Speaking of the wings, by this time Falcon had gotten himself a new pair that were “hard-light” constructions, basically solidified holograms. That way he could summon them at will. Neat, huh?
THE RETRO LOOK
A couple of years later, the Falcon went for a more retro look. This is a much stronger callback to the classic outfit, but doesn’t make all the same mistakes. This outfit wouldn’t be difficult to put together for a live-action movie but maintains enough design to come off as a superhero costume rather than something 100% utilitarian.
We’ve restored the wing-like lines of the classic shirt, which was not as overt as the 90s costume. So now it’s more stylized, more subtle than just, “Hey, I have wings, get it?” And the fact that we actually have a shirt and not a vest is a vast improvement (a “vest improvement”? There has to be a pun here somewhere…)
At first, the Falcon in this guise was shown wearing one small white glove and one large falconer’s glove. Most recently, they’ve been giving him two classic superhero-style gloves. All of these work, frankly, and are up to personal preference.
And that brings us up to speed, faithful readers. You can check out the Falcon’s adventures in the pages of Captain America and Heroes for Hire.

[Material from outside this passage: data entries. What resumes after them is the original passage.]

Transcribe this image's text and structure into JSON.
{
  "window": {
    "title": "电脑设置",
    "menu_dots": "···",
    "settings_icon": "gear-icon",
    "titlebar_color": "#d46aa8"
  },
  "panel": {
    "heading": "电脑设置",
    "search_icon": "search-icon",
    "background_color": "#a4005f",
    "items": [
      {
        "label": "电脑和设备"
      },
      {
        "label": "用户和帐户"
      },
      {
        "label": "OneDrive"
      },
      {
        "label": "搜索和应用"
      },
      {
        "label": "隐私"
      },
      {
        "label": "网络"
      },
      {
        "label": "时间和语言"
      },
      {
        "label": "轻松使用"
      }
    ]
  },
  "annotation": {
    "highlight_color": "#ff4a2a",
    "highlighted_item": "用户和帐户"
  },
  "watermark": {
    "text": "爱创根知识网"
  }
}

With a Captain America film and an Avengers movie in the works, it hopefully won’t be too much longer before the non-comic reading public can be introduced to this high-flying hero. He’s a great character and deserves a chance to really fly solo.
If you have suggestions for future Agent of S.T.Y.L.E. pieces, please toss them to me via e-mail or Twitter. I should warn you right now that there will be upcoming pieces on the Earth-born GLs and the fashion of Star Trek featuring myself and Tim Gunn. I hope you enjoy them. Until next Friday, this is Alan Kistler, Agent of S.T.Y.L.E., signing off!
Alan Kistler writes the comic book history/fashion column Agent of S.T.Y.L.E. He is an actor and freelance writer living in New York who has been recognized by Warner Bros. Films and major media/news outlets as a comic book historian. He is also the creator/host of the web-show “Crazy Sexy Geeks: The Series.” He knows entirely too much about the history of comics, Star Trek, Doctor Who, time travel, and vampires that don’t sparkle.